Creating is about new possibilities and may involve any or all of the other three.
Life involves all of these and though none of us does all of them equally well, I’ve noticed that through the stages of our lives we seem to eventually be challenged by life to develop in the areas where we don’t have natural gifts. This applies to our spiritual lives also.
At different times in my life I have found grace through very different sources. In my twenties I began to question my religious upbringing and for a few years I made the world and its pleasures my focus, but my questions finally took me on a journey of studying various religions in a search for meaning. Then in my thirties, a friend helped me begin to relate to Jesus, not only as a Savior and Lord, but as a best friend, and prayer became a conversation with him. Starting to read the scriptures to get to know him better brought them alive for me and I began to see their connections to even small things in my daily life. Gradually, they opened my eyes to the struggles of people around me and I began to recognize things I could do to help them.

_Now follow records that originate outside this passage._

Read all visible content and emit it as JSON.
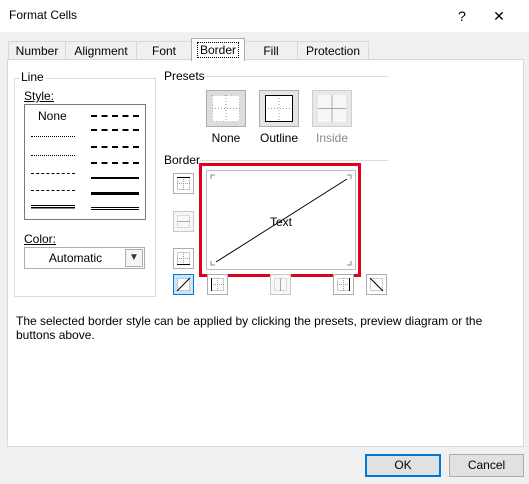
{
  "window": {
    "title": "Format Cells",
    "help_glyph": "?",
    "close_glyph": "✕"
  },
  "tabs": [
    {
      "label": "Number"
    },
    {
      "label": "Alignment"
    },
    {
      "label": "Font"
    },
    {
      "label": "Border",
      "active": true
    },
    {
      "label": "Fill"
    },
    {
      "label": "Protection"
    }
  ],
  "line_group": {
    "title": "Line",
    "style_label": "Style:",
    "style_none": "None",
    "color_label": "Color:",
    "color_value": "Automatic"
  },
  "presets": {
    "title": "Presets",
    "items": [
      {
        "label": "None",
        "icon": "preset-none-icon"
      },
      {
        "label": "Outline",
        "icon": "preset-outline-icon"
      },
      {
        "label": "Inside",
        "icon": "preset-inside-icon",
        "disabled": true
      }
    ]
  },
  "border": {
    "title": "Border",
    "preview_text": "Text"
  },
  "help_text": "The selected border style can be applied by clicking the presets, preview diagram or the buttons above.",
  "footer": {
    "ok": "OK",
    "cancel": "Cancel"
  },
  "colors": {
    "highlight": "#e0001b",
    "accent": "#0078d7"
  }
}
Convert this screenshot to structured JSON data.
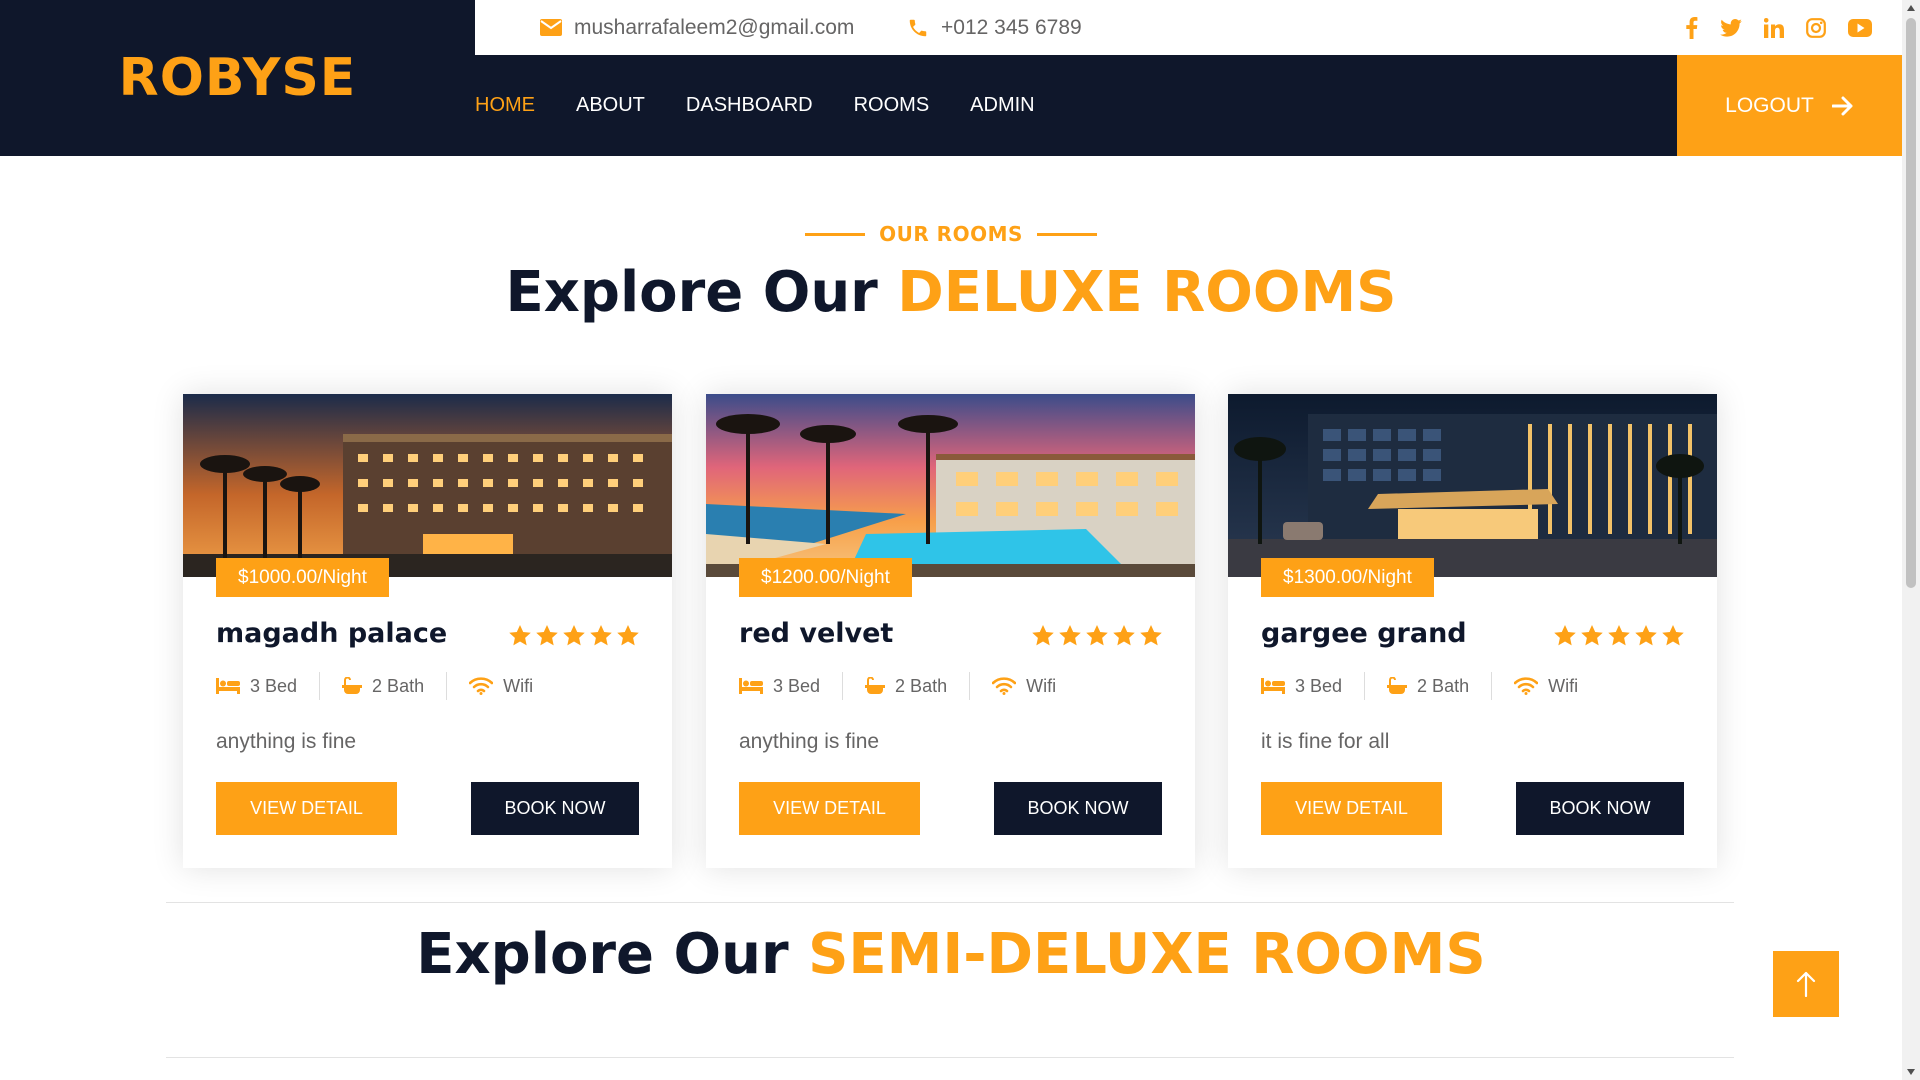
{
  "brand": "ROBYSE",
  "topbar": {
    "email": "musharrafaleem2@gmail.com",
    "phone": "+012 345 6789",
    "social": [
      "facebook-icon",
      "twitter-icon",
      "linkedin-icon",
      "instagram-icon",
      "youtube-icon"
    ]
  },
  "nav": {
    "items": [
      {
        "label": "HOME",
        "active": true
      },
      {
        "label": "ABOUT",
        "active": false
      },
      {
        "label": "DASHBOARD",
        "active": false
      },
      {
        "label": "ROOMS",
        "active": false
      },
      {
        "label": "ADMIN",
        "active": false
      }
    ],
    "logout": "LOGOUT"
  },
  "section": {
    "tag": "OUR ROOMS",
    "deluxe_prefix": "Explore Our ",
    "deluxe_highlight": "DELUXE ROOMS",
    "semi_prefix": "Explore Our ",
    "semi_highlight": "SEMI-DELUXE ROOMS"
  },
  "rooms": [
    {
      "price": "$1000.00/Night",
      "name": "magadh palace",
      "rating": 5,
      "bed": "3 Bed",
      "bath": "2 Bath",
      "wifi": "Wifi",
      "description": "anything is fine",
      "detail_label": "VIEW DETAIL",
      "book_label": "BOOK NOW"
    },
    {
      "price": "$1200.00/Night",
      "name": "red velvet",
      "rating": 5,
      "bed": "3 Bed",
      "bath": "2 Bath",
      "wifi": "Wifi",
      "description": "anything is fine",
      "detail_label": "VIEW DETAIL",
      "book_label": "BOOK NOW"
    },
    {
      "price": "$1300.00/Night",
      "name": "gargee grand",
      "rating": 5,
      "bed": "3 Bed",
      "bath": "2 Bath",
      "wifi": "Wifi",
      "description": "it is fine for all",
      "detail_label": "VIEW DETAIL",
      "book_label": "BOOK NOW"
    }
  ],
  "colors": {
    "primary": "#fea116",
    "dark": "#0f172b",
    "text": "#666565"
  }
}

Then to my consternation, the Scriptures ceased to speak to me and health issues put me in a wheel chair, dependent on the kindness of others. Then accepting love from the kindness of others became a source of grace instead of frustration. And worship and rote prayer became my way to inner peace and a sense of the presence of God. Taking up art as a hobby began to bring me the freedom to live in the present moment creatively and even opened my eyes to blessings of God in the beauty all around me. Somehow, all of these ways of being came together and I felt a hunger to share my sense of the love of God expressed in Jesus, the presence of God in all things, and our oneness with God and each other. That led me to worship where I could give what I call my sermons from the molehill at Sunday worship services. We are all on a Spiritual journey whether we know it of not. But it does not go in the same order or timing or tidy little stages for all of us. We are all different, so our journeys will be different. And the places best for us to grow and learn spiritually will be different. But I’ve become convinced that over our lives we will have challenges with opportunities to experience growth in all of these ways of being. When we recognize these, we can accept them, instead of being threatened by change and resisting. Then eventually we become able to recognize God in everything and each other. This is very oversimplified, but is the essence of what I’ve experienced in my spiritual journey. The key to our personal spiritual journey is recognizing that the only thing in life that is not only inescapable, but when accepted, is a source of grace, is change.